Thesis - Open Access
Master of Science (MS)
The majority of the grazing lands in the Northern Great Plains are native grasslands. In some areas profits derived from these grasslands may best be increased by complete renovation and reseeding. However, many of these grasslands can be improved by practices such as deferred grazing, interseedings, rotational grazing and fertilization. This study involves the evaluation of one of these practices, nitrogen and phosphorus fertilization. It is a study that is to provide basic information which can be used to determi.ne the economic feasibility of grassland fertilization.
The purpose of this study was (1) to determine whether significant yield increases could be obtained from nitrogen fertilizer application on native grassland in the Northern Great Plains climate, (2) to determine the extent to which residual nitrogen increases yields in succeeding growing seasons, (3) to determine whether the application of a light rate of phosphorus could produce significant yield increases in soils that are very low in soil test phosphorus levels, (4) to determine the effects of date of nitrogen application on yield and ·(5) to determine the effects of various nitrogen and phosphorus levels and the effects of varying dates of nitrogen application on the content of protein phosphorus, calcium, magnesium: sulfur, potassium, and nitrates in the forage.
Library of Congress Subject Headings
Number of Pages
South Dakota State University

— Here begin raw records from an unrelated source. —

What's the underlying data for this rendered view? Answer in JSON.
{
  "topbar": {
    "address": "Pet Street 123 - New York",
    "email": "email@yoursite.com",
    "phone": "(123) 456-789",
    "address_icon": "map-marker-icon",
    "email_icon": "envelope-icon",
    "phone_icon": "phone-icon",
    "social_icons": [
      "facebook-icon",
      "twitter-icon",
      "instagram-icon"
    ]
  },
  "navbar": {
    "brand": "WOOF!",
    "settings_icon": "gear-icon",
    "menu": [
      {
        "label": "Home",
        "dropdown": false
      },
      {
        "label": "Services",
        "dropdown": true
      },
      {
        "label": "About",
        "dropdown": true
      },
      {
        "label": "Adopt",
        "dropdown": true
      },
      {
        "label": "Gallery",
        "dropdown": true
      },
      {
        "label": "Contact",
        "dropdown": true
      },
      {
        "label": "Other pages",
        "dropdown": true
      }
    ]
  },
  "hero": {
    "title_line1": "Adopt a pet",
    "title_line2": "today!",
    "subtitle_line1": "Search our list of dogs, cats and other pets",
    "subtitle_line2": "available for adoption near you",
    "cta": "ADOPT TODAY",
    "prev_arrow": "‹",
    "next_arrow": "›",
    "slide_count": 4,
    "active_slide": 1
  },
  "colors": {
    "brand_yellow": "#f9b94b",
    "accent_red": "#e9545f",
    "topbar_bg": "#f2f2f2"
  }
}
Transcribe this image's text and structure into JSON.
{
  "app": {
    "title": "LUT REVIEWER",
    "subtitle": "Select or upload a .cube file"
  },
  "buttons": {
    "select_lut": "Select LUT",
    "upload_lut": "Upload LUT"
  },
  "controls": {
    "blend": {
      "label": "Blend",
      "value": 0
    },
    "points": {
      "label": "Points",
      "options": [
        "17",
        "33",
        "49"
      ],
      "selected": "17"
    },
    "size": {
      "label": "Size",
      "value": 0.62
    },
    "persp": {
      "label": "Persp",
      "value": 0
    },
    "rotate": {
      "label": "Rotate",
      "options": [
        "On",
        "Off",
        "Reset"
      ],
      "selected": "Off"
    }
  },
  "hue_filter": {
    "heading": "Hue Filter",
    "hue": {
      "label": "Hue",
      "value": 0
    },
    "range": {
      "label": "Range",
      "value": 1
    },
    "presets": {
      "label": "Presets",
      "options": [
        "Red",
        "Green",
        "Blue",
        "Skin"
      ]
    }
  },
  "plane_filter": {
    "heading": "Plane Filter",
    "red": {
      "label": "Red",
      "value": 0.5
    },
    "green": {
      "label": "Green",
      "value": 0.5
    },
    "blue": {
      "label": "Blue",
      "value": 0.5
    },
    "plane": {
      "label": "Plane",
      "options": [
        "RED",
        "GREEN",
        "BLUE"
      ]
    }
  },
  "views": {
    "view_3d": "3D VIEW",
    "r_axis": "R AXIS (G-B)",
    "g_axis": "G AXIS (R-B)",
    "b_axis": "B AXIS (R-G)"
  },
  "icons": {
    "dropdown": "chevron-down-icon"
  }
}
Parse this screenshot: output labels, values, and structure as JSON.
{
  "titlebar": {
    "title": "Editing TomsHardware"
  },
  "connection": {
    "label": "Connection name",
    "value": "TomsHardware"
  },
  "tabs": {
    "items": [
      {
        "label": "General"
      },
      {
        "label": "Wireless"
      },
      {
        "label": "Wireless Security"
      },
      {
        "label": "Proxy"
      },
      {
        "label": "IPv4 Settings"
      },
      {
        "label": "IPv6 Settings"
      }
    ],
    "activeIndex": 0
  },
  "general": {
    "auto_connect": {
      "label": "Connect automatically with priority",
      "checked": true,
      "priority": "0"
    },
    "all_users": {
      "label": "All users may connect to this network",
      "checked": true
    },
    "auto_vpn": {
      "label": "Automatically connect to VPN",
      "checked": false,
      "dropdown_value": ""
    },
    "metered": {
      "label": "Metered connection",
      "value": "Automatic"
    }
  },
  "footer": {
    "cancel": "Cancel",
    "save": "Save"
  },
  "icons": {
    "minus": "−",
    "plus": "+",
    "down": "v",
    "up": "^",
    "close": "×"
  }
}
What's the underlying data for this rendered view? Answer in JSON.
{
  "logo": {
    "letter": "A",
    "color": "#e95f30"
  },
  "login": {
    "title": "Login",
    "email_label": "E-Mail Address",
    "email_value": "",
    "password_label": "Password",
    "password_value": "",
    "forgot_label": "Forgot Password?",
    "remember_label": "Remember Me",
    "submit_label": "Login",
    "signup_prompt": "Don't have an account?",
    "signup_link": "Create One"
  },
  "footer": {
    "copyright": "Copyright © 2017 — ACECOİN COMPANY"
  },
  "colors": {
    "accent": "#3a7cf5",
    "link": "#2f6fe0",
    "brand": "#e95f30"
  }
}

Grenz, Gregory Kirk, "Effects of Applied Nitrogen and Phosphorus on Native Grasslands in the Northern Great Plains" (1971). Electronic Theses and Dissertations. 3714.